SUPPLIED INFORMATION —
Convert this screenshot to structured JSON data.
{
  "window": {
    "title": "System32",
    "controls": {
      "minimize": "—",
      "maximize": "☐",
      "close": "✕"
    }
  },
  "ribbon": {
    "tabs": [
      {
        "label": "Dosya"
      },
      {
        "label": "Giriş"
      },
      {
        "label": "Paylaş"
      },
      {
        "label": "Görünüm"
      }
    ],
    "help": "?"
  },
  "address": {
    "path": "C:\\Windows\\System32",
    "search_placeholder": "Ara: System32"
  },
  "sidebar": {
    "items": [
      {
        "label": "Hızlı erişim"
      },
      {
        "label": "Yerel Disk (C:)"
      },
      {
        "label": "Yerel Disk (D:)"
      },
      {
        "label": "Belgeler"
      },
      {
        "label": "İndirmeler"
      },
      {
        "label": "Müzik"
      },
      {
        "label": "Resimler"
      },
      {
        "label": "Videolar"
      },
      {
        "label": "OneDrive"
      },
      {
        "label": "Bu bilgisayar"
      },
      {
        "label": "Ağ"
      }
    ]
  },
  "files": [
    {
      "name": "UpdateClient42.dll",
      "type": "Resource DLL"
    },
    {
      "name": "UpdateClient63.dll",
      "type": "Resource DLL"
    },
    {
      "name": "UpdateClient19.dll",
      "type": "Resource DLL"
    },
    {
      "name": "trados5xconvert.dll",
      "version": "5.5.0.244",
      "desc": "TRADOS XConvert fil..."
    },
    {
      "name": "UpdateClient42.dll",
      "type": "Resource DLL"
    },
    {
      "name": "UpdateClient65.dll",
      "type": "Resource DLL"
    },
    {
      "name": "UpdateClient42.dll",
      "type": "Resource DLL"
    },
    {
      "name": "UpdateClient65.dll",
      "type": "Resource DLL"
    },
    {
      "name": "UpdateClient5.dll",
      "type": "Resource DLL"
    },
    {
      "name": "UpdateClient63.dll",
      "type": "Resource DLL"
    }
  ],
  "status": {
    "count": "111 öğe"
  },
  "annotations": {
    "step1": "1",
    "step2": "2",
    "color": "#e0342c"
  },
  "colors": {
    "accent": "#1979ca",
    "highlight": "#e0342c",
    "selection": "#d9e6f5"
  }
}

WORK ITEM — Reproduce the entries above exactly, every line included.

ANSWER BELOW —
Convert this screenshot to structured JSON data.
{
  "window": {
    "title": "System32",
    "controls": {
      "minimize": "—",
      "maximize": "☐",
      "close": "✕"
    }
  },
  "ribbon": {
    "tabs": [
      {
        "label": "Dosya"
      },
      {
        "label": "Giriş"
      },
      {
        "label": "Paylaş"
      },
      {
        "label": "Görünüm"
      }
    ],
    "help": "?"
  },
  "address": {
    "path": "C:\\Windows\\System32",
    "search_placeholder": "Ara: System32"
  },
  "sidebar": {
    "items": [
      {
        "label": "Hızlı erişim"
      },
      {
        "label": "Yerel Disk (C:)"
      },
      {
        "label": "Yerel Disk (D:)"
      },
      {
        "label": "Belgeler"
      },
      {
        "label": "İndirmeler"
      },
      {
        "label": "Müzik"
      },
      {
        "label": "Resimler"
      },
      {
        "label": "Videolar"
      },
      {
        "label": "OneDrive"
      },
      {
        "label": "Bu bilgisayar"
      },
      {
        "label": "Ağ"
      }
    ]
  },
  "files": [
    {
      "name": "UpdateClient42.dll",
      "type": "Resource DLL"
    },
    {
      "name": "UpdateClient63.dll",
      "type": "Resource DLL"
    },
    {
      "name": "UpdateClient19.dll",
      "type": "Resource DLL"
    },
    {
      "name": "trados5xconvert.dll",
      "version": "5.5.0.244",
      "desc": "TRADOS XConvert fil..."
    },
    {
      "name": "UpdateClient42.dll",
      "type": "Resource DLL"
    },
    {
      "name": "UpdateClient65.dll",
      "type": "Resource DLL"
    },
    {
      "name": "UpdateClient42.dll",
      "type": "Resource DLL"
    },
    {
      "name": "UpdateClient65.dll",
      "type": "Resource DLL"
    },
    {
      "name": "UpdateClient5.dll",
      "type": "Resource DLL"
    },
    {
      "name": "UpdateClient63.dll",
      "type": "Resource DLL"
    }
  ],
  "status": {
    "count": "111 öğe"
  },
  "annotations": {
    "step1": "1",
    "step2": "2",
    "color": "#e0342c"
  },
  "colors": {
    "accent": "#1979ca",
    "highlight": "#e0342c",
    "selection": "#d9e6f5"
  }
}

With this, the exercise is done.